WHAT YOU WILL DO:
Look for "Renditions" in every line of the listing. Copy the lines that have it.

------------------------------------------------------------------------

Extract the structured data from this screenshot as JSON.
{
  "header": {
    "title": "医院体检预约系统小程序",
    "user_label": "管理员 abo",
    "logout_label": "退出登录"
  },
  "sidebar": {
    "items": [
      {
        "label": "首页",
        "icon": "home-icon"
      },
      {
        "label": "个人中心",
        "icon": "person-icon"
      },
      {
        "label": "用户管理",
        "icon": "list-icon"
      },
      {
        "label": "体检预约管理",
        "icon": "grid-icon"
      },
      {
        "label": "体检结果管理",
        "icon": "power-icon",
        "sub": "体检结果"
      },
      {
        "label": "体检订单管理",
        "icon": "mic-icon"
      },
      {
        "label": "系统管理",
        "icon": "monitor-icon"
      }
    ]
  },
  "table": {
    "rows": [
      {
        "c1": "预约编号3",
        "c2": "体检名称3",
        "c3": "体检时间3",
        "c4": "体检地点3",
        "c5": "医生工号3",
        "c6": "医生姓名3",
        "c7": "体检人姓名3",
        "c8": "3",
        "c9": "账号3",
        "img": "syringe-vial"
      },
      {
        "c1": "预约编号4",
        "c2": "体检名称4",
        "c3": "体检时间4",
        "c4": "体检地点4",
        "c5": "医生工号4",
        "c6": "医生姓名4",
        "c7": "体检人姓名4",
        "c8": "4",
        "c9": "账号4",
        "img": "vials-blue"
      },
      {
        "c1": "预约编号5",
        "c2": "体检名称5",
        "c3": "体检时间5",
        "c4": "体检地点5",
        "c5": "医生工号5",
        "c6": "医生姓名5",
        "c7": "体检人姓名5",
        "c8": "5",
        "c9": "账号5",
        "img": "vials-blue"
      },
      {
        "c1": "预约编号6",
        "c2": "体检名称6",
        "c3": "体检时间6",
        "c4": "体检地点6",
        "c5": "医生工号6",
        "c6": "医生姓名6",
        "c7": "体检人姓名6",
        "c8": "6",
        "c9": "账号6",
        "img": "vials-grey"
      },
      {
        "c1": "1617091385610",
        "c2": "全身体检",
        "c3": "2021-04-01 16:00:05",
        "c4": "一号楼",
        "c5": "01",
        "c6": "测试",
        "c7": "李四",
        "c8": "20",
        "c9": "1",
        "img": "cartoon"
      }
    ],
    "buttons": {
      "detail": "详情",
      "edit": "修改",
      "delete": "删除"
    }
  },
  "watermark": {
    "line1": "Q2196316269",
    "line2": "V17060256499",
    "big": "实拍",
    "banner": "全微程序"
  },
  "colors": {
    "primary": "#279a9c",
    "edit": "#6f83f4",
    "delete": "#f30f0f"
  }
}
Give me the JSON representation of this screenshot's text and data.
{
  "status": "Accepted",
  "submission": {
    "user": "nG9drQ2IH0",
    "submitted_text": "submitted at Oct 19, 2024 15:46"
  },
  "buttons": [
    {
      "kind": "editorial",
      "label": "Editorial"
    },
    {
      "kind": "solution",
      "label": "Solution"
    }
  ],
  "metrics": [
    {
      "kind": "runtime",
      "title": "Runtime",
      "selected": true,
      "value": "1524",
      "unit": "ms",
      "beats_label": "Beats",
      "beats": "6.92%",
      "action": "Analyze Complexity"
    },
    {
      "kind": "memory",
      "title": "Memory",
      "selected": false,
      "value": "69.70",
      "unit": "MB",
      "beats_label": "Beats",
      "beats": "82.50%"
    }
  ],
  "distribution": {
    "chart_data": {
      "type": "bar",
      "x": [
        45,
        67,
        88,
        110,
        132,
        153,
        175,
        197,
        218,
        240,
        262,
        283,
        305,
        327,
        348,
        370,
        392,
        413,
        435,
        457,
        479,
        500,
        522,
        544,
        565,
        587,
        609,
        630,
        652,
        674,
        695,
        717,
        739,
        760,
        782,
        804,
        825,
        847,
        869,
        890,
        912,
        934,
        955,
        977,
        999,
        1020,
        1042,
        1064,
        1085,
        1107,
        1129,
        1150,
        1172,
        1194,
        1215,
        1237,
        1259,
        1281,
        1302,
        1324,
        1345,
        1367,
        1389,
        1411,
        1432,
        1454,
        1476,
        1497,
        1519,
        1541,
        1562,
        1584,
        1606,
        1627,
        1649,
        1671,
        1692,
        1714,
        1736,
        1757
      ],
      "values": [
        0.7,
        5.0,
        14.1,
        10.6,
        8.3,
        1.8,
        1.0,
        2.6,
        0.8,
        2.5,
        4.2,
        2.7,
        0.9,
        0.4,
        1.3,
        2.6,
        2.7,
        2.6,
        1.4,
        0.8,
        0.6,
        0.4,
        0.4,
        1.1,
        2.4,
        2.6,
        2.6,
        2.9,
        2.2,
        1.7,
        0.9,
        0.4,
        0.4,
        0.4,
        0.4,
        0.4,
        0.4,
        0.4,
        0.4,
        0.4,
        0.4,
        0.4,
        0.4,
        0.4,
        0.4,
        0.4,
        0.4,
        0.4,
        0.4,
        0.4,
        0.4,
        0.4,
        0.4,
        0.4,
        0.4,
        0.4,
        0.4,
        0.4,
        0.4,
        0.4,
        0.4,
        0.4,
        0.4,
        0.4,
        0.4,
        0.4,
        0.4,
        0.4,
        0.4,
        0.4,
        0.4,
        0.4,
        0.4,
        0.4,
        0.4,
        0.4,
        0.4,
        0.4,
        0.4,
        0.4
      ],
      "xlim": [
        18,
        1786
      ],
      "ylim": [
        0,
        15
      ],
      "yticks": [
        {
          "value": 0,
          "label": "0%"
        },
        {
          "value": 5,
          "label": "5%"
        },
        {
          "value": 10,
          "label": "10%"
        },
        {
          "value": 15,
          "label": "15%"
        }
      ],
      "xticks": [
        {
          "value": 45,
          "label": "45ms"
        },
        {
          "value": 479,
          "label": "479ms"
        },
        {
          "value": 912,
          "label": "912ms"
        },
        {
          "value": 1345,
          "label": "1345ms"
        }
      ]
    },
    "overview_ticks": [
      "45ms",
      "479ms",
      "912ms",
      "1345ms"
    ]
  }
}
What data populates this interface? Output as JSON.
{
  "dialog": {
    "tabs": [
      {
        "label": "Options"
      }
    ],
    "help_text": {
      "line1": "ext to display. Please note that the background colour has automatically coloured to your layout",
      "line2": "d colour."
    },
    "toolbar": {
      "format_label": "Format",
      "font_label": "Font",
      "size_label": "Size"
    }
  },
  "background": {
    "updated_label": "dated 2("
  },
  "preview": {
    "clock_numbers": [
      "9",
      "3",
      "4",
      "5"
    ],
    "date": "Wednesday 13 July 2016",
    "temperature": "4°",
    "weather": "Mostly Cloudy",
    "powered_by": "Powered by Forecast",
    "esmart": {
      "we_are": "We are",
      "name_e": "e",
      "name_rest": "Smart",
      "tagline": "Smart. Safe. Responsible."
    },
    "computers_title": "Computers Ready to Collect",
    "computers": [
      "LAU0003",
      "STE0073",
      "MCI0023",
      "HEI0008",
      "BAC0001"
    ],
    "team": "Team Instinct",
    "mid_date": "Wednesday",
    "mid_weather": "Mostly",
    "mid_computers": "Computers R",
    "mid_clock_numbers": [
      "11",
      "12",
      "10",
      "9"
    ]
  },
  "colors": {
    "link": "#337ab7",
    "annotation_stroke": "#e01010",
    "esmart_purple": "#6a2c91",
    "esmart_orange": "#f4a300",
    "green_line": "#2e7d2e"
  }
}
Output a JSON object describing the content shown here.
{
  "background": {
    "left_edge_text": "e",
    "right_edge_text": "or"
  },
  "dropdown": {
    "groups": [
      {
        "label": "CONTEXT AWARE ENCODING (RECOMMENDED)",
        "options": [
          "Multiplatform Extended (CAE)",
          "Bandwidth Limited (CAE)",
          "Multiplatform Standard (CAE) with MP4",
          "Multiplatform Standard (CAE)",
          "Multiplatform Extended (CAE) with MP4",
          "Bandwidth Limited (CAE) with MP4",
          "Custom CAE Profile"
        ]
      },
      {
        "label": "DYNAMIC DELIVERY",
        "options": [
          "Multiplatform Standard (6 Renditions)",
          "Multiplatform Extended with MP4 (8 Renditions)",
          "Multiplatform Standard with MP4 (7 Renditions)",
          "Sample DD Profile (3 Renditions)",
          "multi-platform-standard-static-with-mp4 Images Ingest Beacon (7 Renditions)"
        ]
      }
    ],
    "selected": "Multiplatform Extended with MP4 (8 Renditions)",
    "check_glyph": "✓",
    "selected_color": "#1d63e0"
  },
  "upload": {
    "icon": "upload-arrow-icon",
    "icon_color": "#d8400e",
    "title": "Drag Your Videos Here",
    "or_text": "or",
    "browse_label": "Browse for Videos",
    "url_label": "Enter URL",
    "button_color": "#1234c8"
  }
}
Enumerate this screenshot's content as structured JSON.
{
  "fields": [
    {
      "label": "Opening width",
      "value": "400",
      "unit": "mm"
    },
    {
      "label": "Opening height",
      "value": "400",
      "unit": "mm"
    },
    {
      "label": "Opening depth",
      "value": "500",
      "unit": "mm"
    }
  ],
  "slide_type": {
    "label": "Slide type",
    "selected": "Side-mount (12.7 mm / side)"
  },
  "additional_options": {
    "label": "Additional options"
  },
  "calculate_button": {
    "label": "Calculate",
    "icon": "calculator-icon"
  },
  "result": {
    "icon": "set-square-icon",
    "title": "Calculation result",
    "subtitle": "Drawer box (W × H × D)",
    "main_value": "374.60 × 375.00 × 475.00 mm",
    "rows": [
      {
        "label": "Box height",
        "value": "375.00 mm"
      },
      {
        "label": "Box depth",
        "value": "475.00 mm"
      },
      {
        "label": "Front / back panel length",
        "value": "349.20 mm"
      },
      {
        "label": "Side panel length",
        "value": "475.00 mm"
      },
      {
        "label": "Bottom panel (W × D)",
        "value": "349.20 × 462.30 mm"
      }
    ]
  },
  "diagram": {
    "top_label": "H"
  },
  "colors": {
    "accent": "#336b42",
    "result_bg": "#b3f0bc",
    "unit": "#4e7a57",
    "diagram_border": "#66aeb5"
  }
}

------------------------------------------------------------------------

ANSWER TO THE PROBLEM:
          "Multiplatform Standard (6 Renditions)",
          "Multiplatform Extended with MP4 (8 Renditions)",
          "Multiplatform Standard with MP4 (7 Renditions)",
          "Sample DD Profile (3 Renditions)",
          "multi-platform-standard-static-with-mp4 Images Ingest Beacon (7 Renditions)"
    "selected": "Multiplatform Extended with MP4 (8 Renditions)",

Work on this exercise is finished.